Friday, April 29, 2011

Commitment and Team: Not Just For The Locker Room

I've failed. 

Yes, I committed to updating this blog on a fairly regular basis, yet this is the first time in nearly three months that I've logged an entry.  So, yes ... my commitment has wavered a bit on this front.

I've failed many times, in fact.  I've also failed myself over the span of my career, learning all too often how much work I still have to do to reach my own potential.

However, this Friday afternoon, it's a time to celebrate.  It's been a particularly rewarding three months for me personally and professionally.  Bottom line: I'm having a blast, working with some of the best people in the industry and having a great time doing it.  But, I found that I had to re-commit myself and go back to the core of what I believe to be important.  What I feel is most important, is being a team player and making the team better overall.

I had lunch today with a colleague in the industry, and she and I talked about what it was like to be a part of an organization and team that you truly believe in.  We both sat there and felt really blessed to be where we were.  It's not complacency, mind you.  It was just a moment to look off that proverbial mountain and see where you are and say, "Wow ... thanks."

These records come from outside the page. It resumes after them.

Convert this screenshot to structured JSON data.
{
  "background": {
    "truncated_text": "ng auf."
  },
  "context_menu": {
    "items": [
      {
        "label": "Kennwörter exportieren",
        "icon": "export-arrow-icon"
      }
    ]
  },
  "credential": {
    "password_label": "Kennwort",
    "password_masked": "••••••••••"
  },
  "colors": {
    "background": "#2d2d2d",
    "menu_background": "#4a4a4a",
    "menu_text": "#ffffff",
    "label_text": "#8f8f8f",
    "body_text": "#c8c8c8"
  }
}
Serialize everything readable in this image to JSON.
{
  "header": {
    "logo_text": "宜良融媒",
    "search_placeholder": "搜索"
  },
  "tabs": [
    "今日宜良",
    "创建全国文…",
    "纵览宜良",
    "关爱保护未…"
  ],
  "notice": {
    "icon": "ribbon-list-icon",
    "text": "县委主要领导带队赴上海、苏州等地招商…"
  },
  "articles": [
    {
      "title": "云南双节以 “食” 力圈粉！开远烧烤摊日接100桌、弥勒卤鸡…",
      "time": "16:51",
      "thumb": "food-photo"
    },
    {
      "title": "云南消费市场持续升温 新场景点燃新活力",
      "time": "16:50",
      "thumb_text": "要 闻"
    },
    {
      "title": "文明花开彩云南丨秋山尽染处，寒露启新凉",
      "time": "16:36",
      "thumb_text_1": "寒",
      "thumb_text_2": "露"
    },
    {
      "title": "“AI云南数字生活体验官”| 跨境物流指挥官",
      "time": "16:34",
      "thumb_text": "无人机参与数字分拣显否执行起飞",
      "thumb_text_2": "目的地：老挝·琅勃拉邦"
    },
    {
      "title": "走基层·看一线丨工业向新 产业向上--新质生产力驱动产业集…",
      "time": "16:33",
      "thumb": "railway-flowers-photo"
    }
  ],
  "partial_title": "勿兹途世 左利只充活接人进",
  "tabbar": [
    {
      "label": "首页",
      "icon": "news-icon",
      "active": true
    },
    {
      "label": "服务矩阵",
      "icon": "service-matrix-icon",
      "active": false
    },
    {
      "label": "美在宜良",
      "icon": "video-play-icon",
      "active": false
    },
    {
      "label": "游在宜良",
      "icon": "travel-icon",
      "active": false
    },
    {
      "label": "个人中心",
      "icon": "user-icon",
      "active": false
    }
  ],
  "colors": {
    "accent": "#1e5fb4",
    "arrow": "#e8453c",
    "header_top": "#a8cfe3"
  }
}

As a member of the #sportsbiz industry, we all work on teams, and many of us for teams.  We realize that we're part of a bigger structure that only succeeds at the highest level when we're working together.  What that requires is a commitment to the people around me.

Let me say by no means I have this figured out.  But the older I get, the more I am starting to see the value that certain relationships have in my own career and life.  These are bonds that will go long beyond work, but into our lives.  And it's not necessarily about having people you can call and hang out with on the weekends.  It's about people you can count on when it matters most.  I just wrapped up an experience like that.

I was fortunate to be a part of a team that I felt like was one of the strongest I have ever worked on.  Each of the players had been assigned a role in the project, and each of us played critical parts that led to a solid performance.  Now, it's to be determined how successful we ultimately are.  But this team, this day ... we were on.

There's also some people I work with that I also learn a lot from.  I see them interact on a daily basis, and they do a really great job of succeeding while working in a team environment.  But it's a commitment on their parts.  They choose to play up each others' strengths, minimize their weaknesses and all-in-all, put up with their individual eccentricities.  It's a great learning exercise for me. 

In closing, as you know, I'm big on lists.  So, fresh off this collaborative process and teamwork example, I'll give you five things to think about as you are a part of your team on a daily basis.  Just some thoughts to frame your considerations, but things I consider to be important in my own life.
  1. What's my role in this organization? Think of it like a play.  What's your casting?  What are others looking to you to achieve?  What are others counting on you for?
  2. What's my motivation in this process?  Why have I chosen to work hard, other than it's my job?  What's driving me?  (For me, this oftentimes is competitive spirit, but could be something else for you.  If you're in sales, it's likely commission.  If you're in creative, it's often a great product.)
  3. What can I do today for the team?  What value can I deliver to this process, this effort, this moment?  How can I really be of the utmost utility to my teammates?  What are the steps I can take to succeed?
  4. How can I help another team member?  Is there something I can do to help someone else in this process or project?  Can I build them up, and give them confidence? 
  5. What's our end goal?  What are we working to achieve together?  How can we work better together?  What's mission critical?
I find myself more and more coming back to: how can I help others?  Honestly, I need to do a lot more of it.  But I think that I'm finding an increasing amount of satisfaction in working as a part of a team, and building against a greater goal.  I know it's passe in some circles as we face a me-first social mentality, but I do believe in the common good.

How are you improving?  What steps are you taking to help others in your own life?  What does that mean for your career?  I'm interested in hearing your thoughts.  And as always, thanks for reading.